Los Angeles, California — A Texas company whose ruptured pipeline created the largest coastal oil spill in California in 25 years had assured the government that a break in the line while possible was "extremely unlikely" and state-of-the-art monitoring could quickly detect possible leaks and alert operators, documents show.
Nearly 1,200 pages of records, filed with state regulators by Plains All American Pipeline, detail a range of defenses the company established to guard against crude oil spills and, at the same time, prepare for the worst should a spill occur.
The company acknowledged the potential for oil to leak from the 24-inch, 10.6-mile-long pipeline west of Santa Barbara. A team of experts organized by the company, however, assessed that risk as remote, according to the records, known as a spill response plan, and were released under the state's public records act.
"The pipeline and its operation are state-of-the-art," asserted the analysis submitted to the state. "Spills are still possible, though extremely unlikely."
On May 19, a 6-inch breach along a badly corroded section of the line caused up to 101,000 gallons of oil to spill, blackening beaches and creating a 9-mile ocean slick. The breach and the environmental damage have challenged the company's conclusions about safe operation and rigorous monitoring.
Last year, federal regulators endorsed the plan but the company is facing questions about whether it followed its own blueprint, or if it was outdated or inadequate. The analysis assessing the potential for a spill was initially conducted in 1994 and 1995, although sections have been modified as recently as last year.
Plains All American spokeswoman Meredith Matthews said it would be inappropriate to comment because of the ongoing federal investigation.
Kristen Monsell, an attorney with the Center for Biological Diversity, said the plan's list of endangered species is at least 20 years outdated and the company fell short in following through with its requirements. "It grossly understates the potential for an oil spill," Monsell said.
Members of Congress also want answers.
"We need to find out if the company lived up to the promises of its oil spill response plan," Sen. Barbara Boxer, D-Calif., said in a statement. "I'm concerned that they may not have moved quickly enough to detect and report the spill, which could have exacerbated the environmental damage."
The cause of the break has not been determined. But preliminary information released by federal regulators suggests that corrosion was the culprit.
Plains All American took a series of steps to ward off corrosion — the pipeline was treated with a urethane coating, as well as covered with foam insulation and an outer wrap. It was also shielded by what is known as cathodic protection, a low-level electric current that is run through the pipeline to inhibit corrosion.
An analysis concluded that the potential for a leak due to corrosion was "adequately mitigated."
Yet documents released by the federal Pipeline and Hazardous Materials Safety Administration after the spill said testing conducted in early May found extensive external corrosion in some areas, although Plains said it had not received those results prior to the spill.
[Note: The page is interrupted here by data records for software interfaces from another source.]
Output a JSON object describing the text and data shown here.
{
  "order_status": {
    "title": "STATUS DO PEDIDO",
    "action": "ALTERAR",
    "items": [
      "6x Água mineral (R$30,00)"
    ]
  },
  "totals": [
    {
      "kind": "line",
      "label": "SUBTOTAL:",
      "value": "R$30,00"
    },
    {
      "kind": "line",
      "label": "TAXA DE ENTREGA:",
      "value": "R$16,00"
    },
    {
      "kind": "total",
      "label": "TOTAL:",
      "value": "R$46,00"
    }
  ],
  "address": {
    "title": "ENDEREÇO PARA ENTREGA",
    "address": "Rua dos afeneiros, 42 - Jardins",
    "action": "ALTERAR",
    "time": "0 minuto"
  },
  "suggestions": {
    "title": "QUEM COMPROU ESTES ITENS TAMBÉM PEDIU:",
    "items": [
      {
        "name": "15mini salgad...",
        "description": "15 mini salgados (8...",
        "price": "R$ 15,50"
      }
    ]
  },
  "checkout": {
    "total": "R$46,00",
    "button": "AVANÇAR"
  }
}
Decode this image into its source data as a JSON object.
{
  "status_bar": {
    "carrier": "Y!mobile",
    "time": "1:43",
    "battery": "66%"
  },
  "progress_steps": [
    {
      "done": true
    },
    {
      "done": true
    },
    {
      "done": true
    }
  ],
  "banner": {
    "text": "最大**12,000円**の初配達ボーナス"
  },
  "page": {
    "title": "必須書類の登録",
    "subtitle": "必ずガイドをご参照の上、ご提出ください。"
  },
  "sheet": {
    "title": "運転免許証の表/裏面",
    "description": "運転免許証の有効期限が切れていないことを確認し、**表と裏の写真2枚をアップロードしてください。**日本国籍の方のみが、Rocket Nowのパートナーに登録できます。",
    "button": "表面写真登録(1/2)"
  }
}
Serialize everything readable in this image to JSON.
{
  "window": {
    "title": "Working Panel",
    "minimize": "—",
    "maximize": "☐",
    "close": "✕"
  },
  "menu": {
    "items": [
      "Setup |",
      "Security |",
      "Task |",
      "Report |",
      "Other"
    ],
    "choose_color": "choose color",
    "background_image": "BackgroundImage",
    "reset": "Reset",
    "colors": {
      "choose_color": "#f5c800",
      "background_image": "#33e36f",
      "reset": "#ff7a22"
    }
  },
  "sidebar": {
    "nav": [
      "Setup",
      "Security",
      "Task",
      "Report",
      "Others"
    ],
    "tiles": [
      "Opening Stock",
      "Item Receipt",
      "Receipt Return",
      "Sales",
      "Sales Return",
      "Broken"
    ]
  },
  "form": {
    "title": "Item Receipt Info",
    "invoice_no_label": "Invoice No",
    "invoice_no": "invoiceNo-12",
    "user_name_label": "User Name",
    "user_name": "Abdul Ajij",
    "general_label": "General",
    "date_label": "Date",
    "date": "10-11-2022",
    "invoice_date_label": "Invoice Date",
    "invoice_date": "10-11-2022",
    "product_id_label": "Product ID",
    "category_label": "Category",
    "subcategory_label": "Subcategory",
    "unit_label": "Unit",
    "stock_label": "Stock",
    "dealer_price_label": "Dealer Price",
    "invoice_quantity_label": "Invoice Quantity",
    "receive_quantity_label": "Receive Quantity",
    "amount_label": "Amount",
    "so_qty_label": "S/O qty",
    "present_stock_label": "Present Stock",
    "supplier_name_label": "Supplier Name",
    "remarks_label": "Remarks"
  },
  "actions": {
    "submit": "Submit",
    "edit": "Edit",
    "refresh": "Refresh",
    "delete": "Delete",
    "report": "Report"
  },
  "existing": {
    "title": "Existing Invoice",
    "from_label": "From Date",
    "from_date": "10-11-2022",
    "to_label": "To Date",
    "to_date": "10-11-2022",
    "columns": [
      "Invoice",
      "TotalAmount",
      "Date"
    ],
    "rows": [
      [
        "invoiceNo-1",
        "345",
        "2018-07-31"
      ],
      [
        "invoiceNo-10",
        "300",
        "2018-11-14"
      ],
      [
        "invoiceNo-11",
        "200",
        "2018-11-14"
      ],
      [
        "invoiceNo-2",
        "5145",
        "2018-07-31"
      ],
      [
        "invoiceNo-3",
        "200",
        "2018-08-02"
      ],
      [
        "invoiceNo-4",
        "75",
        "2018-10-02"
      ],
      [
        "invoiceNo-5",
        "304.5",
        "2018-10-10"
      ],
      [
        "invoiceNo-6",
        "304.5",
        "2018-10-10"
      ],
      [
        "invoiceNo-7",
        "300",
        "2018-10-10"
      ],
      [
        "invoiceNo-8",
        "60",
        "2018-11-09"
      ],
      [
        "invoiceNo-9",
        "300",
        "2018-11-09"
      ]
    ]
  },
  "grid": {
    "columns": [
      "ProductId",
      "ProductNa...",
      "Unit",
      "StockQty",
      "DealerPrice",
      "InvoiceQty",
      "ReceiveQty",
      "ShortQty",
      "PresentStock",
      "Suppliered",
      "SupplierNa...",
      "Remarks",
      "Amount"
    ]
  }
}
Additionally, federal inspectors said the area near the break had earlier been repaired because of corrosion. At the break point, over 80 percent of the wall thickness of the pipeline had been eaten away.
In 2010, the company agreed to spend over $40 million to prevent corrosion and improve leak detection on its pipelines as part of a settlement with federal officials, stemming from spills in Texas, Louisiana, Oklahoma and Kansas.
The Santa Barbara County pipeline, completed in 1990, is part of a network that moves crude oil to inland refineries. A handful of prior spills have taken place on the line, the largest about 1,200 gallons.
The plan repeatedly stresses the importance of notifying the government immediately of a leak. Under federal regulations, the company was to notify the National Response Center, a clearinghouse for reports of hazardous material releases, "at the earliest practicable moment." State law requires immediate notification of any release, or a threatened release.
Company calculations assume it should take no more than 15 minutes to discover a release and shut down the flow.
On May 19, an employee first confirmed the spill at 1:30 p.m. — two hours after the pipeline was shut down remotely. Despite its own plan calling for notifying the response center within an hour of a spill, Plains didn't contact the response center for nearly 90 minutes.
By then, the federal response led by the Coast Guard was underway, but the lag may reveal lapses in the company's planning, said Gerald Emison, a former deputy regional EPA administrator.
"It sounds like the company may not have followed its own protocol," said Emison. "The question is: Why didn't they?"
Company records describe an extensive system scrutinizing pipeline pressure and flow, which is controlled in Texas and set to trigger alarms if something goes awry.
However, it's not clear if it worked.
Pumps at an inland station were shut down at 10:45 a.m., but then restarted within 10 minutes. They were shut down again 20 minutes later. By 11:30 a.m., a Plains operator remotely shut down the entire pipeline because of what the company called pressure anomalies.
But it wasn't until 12:30 p.m. that Plains dispatched a worker to do a visual inspection. By that time, firefighters responding to a call about a petroleum smell near Refugio State Beach had discovered the spill.